Leopards: A great month for our leopards across the concession, with a total of 52 sightings seen!
In the beginning of the month we came across a mating pair on Mbogo Drainage. They were seen mating during a three day period, at which time they crossed the Grumeti River and where not seen again until they were done with their mating. I was lucky enough to see them on one of the days and got to witness something I have never seen before: leopards mating in a tree! I have heard of them doing this but on very rare occasions, so was very chuffed that I managed to see it happen.
The big territorial male that was copulating with the female was then seen for several days afterwards along the Grumeti River, downstream of the Faru Faru bush breakfast site. He managed to kill an adult warthog close to Eagle’s Nest and this provided our guests with some great viewing.
The female with the two cubs has moved up onto Sasakwa Hill and was seen feeding on a young waterbuck just off the guest access. The female is relatively relaxed but the cubs still need a lot of work as they dash off at the first site of a vehicle.
A female has been seen regularly on Punda Milia Hill, and from the looks of it she is suckling young. We have not yet seen the youngsters but we think she is hiding them in a very rocky area making it impossible to get near. Let’s hope that once the cubs are bigger we will get our first glimpse of them.
Another great month for cheetah viewing, with a total of 59 sightings.
Several females have been seen on a daily basis throughout the month, mainly on Sasakwa and Nyati plains, as well as out towards Sabora plains.
One female looks pregnant so we are hoping that she will give birth on the concession as we do not get to see cheetah cubs very often.
A coalition of two males passed through the concession, and while they were around guests managed to seem them make several kills, all of which were Thompson’s gazelle.
Elephants: What a great month for elephants seen! A breeding herd of 150 spent about two weeks along the Grumeti River, below Faru Faru, and then moved further north. Several other breeding herds were moving between Ridge Hill and Sasakwa Dam, giving guests at Sasakwa a great view from their rooms.
Read the full wildlife report here: Singita Grumeti Wildlife Journal August 2018
This month I witnessed how predators are so incredibly good at assessing a situation, weighing up the potential benefits of a hunt and analysing the potential costs or risks at the same time.

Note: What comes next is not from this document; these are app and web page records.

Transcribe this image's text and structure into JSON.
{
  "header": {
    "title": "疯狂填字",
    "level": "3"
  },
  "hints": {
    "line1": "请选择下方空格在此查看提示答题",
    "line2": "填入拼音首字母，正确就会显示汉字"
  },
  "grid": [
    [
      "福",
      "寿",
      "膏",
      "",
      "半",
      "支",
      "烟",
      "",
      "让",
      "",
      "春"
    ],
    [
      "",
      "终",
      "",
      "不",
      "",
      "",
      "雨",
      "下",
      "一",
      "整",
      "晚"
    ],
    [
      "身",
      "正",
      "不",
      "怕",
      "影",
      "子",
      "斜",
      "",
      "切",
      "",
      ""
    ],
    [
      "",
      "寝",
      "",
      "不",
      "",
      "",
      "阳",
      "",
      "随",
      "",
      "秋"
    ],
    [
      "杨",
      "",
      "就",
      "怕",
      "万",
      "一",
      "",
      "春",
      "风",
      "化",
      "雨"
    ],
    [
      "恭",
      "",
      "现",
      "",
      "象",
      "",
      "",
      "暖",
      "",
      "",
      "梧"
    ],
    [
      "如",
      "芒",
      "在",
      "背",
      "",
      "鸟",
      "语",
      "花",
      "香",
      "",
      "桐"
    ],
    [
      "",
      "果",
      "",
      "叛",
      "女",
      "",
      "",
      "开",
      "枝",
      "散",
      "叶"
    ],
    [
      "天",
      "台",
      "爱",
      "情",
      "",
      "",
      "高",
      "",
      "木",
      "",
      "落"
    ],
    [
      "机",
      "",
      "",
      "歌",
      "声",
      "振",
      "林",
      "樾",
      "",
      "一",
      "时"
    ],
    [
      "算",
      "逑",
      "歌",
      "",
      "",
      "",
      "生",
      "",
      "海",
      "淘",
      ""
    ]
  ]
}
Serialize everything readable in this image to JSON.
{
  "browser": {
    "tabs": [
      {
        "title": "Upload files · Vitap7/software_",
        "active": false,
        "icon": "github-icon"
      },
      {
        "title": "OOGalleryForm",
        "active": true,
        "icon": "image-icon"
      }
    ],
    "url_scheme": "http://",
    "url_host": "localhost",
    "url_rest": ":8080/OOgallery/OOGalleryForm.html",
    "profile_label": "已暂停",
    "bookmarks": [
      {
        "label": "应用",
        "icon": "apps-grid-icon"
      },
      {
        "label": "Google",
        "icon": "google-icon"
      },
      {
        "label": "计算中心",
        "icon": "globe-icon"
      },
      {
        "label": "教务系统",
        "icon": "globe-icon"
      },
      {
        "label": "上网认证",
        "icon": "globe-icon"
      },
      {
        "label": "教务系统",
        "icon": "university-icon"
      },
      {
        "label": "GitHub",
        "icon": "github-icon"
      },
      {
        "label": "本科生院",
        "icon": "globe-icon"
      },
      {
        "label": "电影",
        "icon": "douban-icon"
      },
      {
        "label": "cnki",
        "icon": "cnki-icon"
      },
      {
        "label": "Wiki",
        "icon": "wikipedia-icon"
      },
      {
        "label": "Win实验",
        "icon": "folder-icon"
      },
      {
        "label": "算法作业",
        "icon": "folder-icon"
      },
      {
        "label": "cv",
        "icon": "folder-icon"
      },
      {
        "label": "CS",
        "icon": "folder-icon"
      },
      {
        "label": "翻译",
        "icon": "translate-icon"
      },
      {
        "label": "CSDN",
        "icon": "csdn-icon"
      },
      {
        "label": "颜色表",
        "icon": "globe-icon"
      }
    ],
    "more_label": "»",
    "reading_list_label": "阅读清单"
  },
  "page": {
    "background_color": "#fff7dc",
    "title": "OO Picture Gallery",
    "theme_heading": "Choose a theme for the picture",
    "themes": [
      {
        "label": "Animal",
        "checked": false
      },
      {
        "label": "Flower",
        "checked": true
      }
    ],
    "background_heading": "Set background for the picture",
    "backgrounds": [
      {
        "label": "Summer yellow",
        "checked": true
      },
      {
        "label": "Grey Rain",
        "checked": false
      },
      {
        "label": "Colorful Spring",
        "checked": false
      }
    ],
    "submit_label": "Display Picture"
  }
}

We set off under the cover of darkness in the early morning and on to one of my favourite drainage lines to look for lions. As it began to get light I caught site of the Butamtam lionesses and their youngsters. We gently approached the lionesses and then switched the engine off and watched. One of the more mature lionesses, the daughter of ‘Mama Scar’, was busy nursing her five youngsters. This is interesting as lionesses only possess four teats.
I was out one morning looking for elephants as my guests were still hoping for further interaction with these special creatures. What we came across that day, we could not have prepared for – it was simply magical.